Texaco completed the first of a planned multi waterflood project in mid-60’s before the field was transferred to Petrotrin. Range acquired the larger license area in 2010 with the view to utilise its experience with waterflood EOR from the shallow Morne Diablo program and transfer this experience to the Beach Marcelle license targeting four of the six individual fault blocks.

In addition to the waterflood work, a technical study of the license was completed in early 2012 identifying 50+ infill well locations along with the potential deepening of 6 old well bores to test for primary by-passed reserves (4,500 feet TD).

Geological Background
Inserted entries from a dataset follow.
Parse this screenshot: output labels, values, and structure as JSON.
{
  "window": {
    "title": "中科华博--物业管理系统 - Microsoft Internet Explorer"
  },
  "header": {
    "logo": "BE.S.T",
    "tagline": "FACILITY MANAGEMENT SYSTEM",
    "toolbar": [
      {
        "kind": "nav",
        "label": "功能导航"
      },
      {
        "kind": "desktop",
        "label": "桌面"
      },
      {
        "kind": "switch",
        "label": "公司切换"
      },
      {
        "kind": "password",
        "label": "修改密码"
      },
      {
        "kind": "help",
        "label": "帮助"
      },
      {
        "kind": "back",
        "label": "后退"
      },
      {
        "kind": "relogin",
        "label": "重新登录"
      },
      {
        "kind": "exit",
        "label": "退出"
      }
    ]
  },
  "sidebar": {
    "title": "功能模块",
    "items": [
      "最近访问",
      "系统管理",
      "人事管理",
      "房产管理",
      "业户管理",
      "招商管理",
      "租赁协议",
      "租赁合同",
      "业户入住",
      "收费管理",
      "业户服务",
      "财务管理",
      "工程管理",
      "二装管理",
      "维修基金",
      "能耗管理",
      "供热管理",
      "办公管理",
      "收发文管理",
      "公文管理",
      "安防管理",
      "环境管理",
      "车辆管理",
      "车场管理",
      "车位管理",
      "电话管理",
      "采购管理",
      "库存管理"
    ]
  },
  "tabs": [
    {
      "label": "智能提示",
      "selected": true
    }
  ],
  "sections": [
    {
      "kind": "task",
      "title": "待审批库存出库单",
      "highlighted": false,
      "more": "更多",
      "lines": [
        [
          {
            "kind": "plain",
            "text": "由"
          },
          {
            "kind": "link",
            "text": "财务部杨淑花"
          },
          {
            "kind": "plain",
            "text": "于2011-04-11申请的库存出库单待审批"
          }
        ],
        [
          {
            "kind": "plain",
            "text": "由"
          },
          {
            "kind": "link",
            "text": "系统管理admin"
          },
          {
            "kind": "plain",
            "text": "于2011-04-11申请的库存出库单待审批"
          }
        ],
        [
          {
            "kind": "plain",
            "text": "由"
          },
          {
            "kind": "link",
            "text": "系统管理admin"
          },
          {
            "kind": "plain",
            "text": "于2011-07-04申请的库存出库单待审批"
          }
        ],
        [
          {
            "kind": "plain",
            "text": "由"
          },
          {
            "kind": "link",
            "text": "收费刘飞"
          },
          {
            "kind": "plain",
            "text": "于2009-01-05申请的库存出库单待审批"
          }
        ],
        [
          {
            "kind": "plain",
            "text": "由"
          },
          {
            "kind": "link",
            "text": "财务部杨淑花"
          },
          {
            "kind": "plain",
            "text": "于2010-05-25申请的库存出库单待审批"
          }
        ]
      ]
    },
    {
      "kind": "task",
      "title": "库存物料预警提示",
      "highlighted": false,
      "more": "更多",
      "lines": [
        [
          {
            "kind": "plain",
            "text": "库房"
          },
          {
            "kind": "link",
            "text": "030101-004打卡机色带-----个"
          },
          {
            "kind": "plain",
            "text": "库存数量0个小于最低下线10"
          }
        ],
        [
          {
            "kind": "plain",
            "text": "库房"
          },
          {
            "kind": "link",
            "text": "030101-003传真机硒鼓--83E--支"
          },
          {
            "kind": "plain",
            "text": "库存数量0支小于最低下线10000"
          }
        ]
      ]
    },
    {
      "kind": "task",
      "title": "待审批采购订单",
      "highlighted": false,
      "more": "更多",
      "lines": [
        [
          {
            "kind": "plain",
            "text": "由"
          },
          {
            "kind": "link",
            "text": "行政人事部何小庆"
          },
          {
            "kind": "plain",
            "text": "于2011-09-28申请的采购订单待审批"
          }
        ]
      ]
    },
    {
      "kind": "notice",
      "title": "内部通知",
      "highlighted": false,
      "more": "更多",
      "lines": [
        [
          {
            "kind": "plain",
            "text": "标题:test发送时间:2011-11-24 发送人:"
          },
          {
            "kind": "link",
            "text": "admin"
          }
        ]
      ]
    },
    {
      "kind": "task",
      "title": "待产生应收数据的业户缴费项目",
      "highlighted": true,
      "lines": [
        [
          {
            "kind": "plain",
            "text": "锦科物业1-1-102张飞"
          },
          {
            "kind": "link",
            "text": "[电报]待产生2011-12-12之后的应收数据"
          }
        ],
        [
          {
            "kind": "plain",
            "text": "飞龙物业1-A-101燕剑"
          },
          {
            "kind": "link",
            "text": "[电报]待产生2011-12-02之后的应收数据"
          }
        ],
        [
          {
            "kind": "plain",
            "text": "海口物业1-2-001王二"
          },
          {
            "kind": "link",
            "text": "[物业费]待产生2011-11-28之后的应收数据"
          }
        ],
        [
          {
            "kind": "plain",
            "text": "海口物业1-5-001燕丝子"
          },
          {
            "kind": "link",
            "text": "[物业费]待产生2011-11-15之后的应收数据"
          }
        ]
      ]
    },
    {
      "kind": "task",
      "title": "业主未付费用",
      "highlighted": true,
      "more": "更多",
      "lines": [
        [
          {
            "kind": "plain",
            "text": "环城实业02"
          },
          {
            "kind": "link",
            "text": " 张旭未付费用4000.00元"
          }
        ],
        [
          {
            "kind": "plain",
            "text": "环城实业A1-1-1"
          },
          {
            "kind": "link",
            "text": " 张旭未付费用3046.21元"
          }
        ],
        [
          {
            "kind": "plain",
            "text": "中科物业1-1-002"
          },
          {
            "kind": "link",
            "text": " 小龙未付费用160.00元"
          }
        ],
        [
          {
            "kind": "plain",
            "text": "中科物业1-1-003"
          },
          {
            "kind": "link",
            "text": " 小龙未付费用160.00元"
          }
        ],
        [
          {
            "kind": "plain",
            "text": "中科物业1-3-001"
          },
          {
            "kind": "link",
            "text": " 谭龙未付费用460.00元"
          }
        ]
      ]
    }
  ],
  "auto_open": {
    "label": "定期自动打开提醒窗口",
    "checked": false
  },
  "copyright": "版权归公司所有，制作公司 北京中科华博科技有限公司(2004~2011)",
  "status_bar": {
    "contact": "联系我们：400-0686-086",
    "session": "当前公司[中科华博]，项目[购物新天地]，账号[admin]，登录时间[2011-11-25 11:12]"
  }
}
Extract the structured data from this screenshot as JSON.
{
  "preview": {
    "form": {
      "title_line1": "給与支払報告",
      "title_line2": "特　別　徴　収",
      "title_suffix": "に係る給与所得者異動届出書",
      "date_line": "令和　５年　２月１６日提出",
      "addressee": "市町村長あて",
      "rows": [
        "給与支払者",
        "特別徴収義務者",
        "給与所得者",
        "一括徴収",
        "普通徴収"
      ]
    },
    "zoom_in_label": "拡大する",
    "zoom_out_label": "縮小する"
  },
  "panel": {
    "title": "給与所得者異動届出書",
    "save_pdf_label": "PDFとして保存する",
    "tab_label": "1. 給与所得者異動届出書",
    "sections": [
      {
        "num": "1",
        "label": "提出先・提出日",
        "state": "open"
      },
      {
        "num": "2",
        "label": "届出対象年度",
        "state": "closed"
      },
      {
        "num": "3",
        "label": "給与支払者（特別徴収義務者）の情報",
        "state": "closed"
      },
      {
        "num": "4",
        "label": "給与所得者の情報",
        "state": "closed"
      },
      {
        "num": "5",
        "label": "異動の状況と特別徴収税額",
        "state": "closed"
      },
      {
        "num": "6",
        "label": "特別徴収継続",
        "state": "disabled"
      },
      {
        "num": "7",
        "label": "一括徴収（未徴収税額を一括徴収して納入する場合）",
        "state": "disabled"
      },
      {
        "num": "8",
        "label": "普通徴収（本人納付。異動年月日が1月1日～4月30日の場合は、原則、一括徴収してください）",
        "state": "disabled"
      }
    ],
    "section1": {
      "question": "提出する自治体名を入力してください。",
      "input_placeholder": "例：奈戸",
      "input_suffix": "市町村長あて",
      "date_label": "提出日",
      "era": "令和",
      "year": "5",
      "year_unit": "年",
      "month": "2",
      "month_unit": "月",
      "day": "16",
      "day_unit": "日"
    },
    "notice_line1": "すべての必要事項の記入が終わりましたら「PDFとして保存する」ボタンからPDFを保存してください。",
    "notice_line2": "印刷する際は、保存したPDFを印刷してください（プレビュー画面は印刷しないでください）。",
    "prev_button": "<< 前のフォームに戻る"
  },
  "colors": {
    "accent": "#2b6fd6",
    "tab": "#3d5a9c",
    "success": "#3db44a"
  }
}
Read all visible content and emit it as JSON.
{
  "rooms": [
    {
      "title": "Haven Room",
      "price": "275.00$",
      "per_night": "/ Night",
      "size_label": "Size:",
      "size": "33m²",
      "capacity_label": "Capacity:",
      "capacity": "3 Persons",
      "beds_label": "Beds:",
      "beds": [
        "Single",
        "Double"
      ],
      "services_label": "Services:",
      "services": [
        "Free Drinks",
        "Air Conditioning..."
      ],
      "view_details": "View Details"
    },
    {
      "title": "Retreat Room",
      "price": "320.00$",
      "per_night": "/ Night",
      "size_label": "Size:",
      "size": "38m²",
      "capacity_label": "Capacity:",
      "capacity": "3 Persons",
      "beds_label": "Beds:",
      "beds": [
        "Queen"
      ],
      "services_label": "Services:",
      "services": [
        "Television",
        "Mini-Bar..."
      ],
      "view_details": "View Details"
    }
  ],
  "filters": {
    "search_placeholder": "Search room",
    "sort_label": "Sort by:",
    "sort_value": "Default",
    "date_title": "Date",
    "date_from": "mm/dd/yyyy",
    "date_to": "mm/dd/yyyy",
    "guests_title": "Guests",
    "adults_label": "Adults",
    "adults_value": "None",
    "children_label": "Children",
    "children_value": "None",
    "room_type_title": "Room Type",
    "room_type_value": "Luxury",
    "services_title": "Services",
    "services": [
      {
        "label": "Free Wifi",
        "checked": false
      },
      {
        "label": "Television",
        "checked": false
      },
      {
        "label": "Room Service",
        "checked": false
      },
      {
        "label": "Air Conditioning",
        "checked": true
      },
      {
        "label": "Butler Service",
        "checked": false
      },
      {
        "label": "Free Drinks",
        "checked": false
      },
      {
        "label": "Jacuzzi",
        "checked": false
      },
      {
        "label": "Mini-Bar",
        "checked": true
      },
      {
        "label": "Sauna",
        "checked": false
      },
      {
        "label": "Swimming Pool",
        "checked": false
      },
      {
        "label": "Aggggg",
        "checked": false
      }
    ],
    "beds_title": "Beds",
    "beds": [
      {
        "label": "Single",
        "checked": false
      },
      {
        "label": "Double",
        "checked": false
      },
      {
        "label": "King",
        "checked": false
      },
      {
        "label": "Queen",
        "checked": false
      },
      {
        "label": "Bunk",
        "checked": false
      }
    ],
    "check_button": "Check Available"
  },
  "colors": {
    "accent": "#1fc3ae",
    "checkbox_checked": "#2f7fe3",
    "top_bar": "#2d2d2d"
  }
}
Trinidad’s Southern basin is the eastern extension of the prolific E. Venezuelan petroleum province, defined by a regionally extensive, world class Upper Cretaceous source rock. These rocks underlie deposits of Paleocene to Miocene age that account for large oilfields in Venezuela (El Furrial) and Trinidad (Penal-Barrackpore, Angostura). The producing reservoirs in Range’s three fields are within this delta sequence. The underlying Miocene turbidites (Herrera sands) are also prolific producers within the basin and form exploration targets. The Upper Cretaceous Source rock is in itself a potential target. Modern shale fracturing technology has upgraded the potential of this formation.

Trinidad Waterflood Program

What is waterflooding?
Waterflooding is a low cost secondary production solution to increase the amount of oil that can be recovered from an oilfield. The process involves converting some oil production wells into water injection wells by injecting (sea) water into the reservoir to encourage oil production from the remaining producers. The injected water helps to increase pressure within the reservoir; it also helps to move the oil in place increasing the amount of oil that can be recovered from the reservoir rocks. Although the effectiveness of water injection varies according to formation characteristics, a waterflood can recover anywhere from 5% to 50% of the oil that is remaining in the reservoir, greatly enhancing the productivity and economics of the development.

 

Illustration of a Typical Waterflood